As stated in the previous post, “Tombstone” and “gravestone” are words that are used interchangeably to describe all grave markers, no matter what they are made of. And, in fact, gravestones or rather grave markers are made of many kinds of materials, including zinc.
Zinc markers, often referred to as “Zincies” by cemetery aficionados, were produced and sold by the Monumental Bronze Company of Bridgeport, Connecticut. Though the company billed the markers as “white bronze” they were cast zinc. The markers are distinguishable by their bluish-gray tint. Many of the designs mimicked designs that were commonly found carved from stone.
The company set up their first subsidiary in Detroit, Michigan. Others followed in Philadelphia, New Orleans, St. Thomas, Ontario, Des Moines, and Chicago. Enterprising salesmen carried a catalog door-to-door with them to show customers the many styles and price ranges of the product line. In many cemeteries you can find evidence of highly successful salesmen who sold a large number of the markers. The zinc markers were produced beginning in the 1870s until the company closed shop in 1912.
These grave markers came in a wide assortment of sizes and shapes and were somewhat like grave marker erector sets. The more elaborate markers had a shell of sorts and then various panels could be bolted on according to the tastes of the family ordering the grave marker.

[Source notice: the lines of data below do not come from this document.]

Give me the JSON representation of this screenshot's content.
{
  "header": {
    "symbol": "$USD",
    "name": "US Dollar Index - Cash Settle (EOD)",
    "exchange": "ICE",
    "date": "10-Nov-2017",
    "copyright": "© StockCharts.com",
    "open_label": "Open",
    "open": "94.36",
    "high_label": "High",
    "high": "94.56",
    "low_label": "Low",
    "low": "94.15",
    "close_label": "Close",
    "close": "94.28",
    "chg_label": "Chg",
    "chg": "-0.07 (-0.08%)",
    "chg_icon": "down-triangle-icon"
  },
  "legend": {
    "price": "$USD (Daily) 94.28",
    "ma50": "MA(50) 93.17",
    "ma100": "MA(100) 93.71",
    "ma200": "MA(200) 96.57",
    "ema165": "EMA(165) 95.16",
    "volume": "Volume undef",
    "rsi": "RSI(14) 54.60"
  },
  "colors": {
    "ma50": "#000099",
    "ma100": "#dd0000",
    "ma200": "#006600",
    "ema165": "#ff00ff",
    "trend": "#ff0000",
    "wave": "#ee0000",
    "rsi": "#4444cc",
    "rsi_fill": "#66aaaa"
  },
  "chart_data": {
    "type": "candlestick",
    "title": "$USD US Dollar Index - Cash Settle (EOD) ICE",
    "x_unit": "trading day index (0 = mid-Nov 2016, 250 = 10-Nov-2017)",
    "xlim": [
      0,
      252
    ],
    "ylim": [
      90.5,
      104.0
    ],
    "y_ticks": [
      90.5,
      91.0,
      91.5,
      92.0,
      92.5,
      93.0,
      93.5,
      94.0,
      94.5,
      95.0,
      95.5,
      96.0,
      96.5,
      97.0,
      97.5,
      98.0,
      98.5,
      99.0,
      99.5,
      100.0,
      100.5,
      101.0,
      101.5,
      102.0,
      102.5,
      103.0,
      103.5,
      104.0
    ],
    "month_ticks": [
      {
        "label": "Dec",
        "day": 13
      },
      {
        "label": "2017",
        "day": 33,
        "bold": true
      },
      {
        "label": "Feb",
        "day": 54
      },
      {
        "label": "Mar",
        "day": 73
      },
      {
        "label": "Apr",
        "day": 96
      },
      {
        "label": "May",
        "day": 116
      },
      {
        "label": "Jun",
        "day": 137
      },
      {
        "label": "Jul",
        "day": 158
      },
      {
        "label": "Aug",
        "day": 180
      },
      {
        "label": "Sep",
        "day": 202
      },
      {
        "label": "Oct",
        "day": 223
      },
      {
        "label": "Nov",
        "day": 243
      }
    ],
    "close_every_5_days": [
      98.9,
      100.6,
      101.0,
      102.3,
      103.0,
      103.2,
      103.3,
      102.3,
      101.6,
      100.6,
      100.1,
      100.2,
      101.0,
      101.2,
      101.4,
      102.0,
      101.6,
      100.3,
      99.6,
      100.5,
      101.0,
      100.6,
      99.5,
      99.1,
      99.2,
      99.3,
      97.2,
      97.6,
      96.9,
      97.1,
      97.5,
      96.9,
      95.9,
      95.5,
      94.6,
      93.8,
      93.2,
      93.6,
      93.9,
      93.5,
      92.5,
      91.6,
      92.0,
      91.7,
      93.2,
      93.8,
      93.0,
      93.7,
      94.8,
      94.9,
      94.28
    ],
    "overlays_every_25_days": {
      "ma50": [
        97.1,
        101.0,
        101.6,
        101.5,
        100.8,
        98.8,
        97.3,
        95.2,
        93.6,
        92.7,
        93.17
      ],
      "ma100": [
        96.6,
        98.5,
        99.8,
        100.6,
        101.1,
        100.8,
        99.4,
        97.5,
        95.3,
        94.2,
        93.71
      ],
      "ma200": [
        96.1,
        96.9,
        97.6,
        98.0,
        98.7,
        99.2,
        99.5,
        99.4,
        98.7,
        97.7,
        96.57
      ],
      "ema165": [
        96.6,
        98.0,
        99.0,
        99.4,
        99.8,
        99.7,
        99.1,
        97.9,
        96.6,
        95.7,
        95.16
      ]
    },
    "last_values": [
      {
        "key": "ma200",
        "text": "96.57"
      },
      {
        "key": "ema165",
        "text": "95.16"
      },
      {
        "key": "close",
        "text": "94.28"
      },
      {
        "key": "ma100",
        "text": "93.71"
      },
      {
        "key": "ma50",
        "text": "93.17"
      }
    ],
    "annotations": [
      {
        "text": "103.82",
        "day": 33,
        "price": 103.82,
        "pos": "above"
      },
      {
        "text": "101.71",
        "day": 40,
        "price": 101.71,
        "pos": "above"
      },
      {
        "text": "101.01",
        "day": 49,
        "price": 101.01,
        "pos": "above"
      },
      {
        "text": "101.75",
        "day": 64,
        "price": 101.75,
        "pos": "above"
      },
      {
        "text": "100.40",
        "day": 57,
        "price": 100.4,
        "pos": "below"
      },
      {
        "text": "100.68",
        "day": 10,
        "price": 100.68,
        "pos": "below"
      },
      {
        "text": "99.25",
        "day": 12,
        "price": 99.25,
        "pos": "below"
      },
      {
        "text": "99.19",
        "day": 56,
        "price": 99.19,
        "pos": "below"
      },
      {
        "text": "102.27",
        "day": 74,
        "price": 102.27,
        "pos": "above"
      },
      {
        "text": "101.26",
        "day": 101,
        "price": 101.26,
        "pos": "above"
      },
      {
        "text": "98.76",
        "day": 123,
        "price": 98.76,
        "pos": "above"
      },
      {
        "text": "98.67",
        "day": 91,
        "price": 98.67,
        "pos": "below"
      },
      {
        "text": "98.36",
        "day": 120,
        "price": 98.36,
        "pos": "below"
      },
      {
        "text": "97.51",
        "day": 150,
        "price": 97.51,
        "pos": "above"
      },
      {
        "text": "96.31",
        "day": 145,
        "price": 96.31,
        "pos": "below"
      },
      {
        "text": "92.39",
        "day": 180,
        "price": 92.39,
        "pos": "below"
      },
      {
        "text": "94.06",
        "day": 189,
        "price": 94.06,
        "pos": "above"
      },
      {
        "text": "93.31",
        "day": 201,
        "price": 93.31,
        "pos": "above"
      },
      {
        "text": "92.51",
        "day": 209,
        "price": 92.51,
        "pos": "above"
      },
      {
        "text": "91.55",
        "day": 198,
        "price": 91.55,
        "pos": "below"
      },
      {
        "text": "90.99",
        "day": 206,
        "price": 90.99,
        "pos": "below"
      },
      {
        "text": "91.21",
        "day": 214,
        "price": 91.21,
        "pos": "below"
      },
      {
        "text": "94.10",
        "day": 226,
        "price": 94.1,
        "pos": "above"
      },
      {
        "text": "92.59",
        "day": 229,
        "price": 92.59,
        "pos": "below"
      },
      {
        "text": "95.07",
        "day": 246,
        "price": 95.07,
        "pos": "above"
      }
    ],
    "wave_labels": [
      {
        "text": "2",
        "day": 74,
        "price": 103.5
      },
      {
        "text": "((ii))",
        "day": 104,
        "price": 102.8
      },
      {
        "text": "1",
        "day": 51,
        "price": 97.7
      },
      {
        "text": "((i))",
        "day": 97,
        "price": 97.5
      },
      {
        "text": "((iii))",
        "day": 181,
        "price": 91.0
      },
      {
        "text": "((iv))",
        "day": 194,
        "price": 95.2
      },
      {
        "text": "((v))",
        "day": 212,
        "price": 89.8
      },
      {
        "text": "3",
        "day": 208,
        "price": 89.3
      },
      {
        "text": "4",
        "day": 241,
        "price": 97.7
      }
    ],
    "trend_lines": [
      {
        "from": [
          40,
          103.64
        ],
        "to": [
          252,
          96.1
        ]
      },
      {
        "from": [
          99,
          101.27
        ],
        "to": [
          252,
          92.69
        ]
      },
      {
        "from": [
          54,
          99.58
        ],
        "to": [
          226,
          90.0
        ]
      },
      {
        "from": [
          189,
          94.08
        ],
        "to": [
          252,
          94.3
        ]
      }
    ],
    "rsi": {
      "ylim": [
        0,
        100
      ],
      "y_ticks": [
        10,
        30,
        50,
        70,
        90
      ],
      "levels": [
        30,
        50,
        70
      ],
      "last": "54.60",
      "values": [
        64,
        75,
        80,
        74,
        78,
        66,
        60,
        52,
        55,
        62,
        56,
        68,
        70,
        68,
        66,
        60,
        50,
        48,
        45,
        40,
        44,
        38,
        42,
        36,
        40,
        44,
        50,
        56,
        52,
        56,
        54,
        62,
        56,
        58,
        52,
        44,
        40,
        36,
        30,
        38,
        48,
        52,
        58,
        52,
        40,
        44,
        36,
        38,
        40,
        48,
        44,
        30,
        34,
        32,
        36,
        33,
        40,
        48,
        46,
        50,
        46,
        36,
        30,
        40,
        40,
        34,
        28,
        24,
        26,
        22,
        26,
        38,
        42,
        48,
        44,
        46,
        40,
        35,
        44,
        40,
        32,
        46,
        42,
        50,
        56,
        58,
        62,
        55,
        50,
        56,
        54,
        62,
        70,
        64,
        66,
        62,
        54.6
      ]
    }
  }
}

In this way, each marker could be “customized” to the tastes of the individual.